**EXERCISE DIRECTIONS:**
Going through the data below, copy out each line where the word "symbol" shows up.

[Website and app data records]
++++++++++++++++++++

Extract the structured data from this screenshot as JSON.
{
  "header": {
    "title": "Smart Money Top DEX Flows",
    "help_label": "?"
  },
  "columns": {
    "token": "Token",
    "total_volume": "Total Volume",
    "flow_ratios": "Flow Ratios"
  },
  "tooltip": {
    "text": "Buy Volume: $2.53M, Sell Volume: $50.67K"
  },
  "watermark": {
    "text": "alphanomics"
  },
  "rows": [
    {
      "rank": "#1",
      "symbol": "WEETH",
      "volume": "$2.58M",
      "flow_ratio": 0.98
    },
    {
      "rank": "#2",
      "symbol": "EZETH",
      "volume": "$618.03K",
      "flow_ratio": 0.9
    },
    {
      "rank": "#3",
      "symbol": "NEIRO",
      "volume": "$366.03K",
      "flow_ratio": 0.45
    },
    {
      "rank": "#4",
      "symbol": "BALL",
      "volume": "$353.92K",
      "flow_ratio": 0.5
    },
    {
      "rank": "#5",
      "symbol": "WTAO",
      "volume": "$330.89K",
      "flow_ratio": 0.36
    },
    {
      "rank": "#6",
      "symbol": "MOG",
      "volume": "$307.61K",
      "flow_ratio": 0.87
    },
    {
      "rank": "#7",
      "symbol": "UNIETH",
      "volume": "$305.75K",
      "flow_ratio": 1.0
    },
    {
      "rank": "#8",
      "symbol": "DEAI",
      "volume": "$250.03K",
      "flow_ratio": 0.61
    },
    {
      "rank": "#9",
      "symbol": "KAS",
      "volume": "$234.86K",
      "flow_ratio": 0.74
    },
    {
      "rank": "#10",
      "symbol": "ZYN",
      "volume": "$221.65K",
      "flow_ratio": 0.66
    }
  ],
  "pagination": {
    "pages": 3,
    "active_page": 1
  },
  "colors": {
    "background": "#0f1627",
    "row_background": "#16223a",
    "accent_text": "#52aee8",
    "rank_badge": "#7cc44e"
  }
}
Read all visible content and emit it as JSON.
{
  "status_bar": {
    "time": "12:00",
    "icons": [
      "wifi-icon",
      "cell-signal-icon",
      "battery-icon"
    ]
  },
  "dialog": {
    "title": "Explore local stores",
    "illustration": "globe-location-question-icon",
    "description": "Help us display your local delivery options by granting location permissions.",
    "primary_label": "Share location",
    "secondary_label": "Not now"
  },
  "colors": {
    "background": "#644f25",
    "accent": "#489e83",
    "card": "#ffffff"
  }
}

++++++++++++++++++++

**RESPONSE TO THIS EXERCISE:**
      "symbol": "WEETH",
      "symbol": "EZETH",
      "symbol": "NEIRO",
      "symbol": "BALL",
      "symbol": "WTAO",
      "symbol": "MOG",
      "symbol": "UNIETH",
      "symbol": "DEAI",
      "symbol": "KAS",
      "symbol": "ZYN",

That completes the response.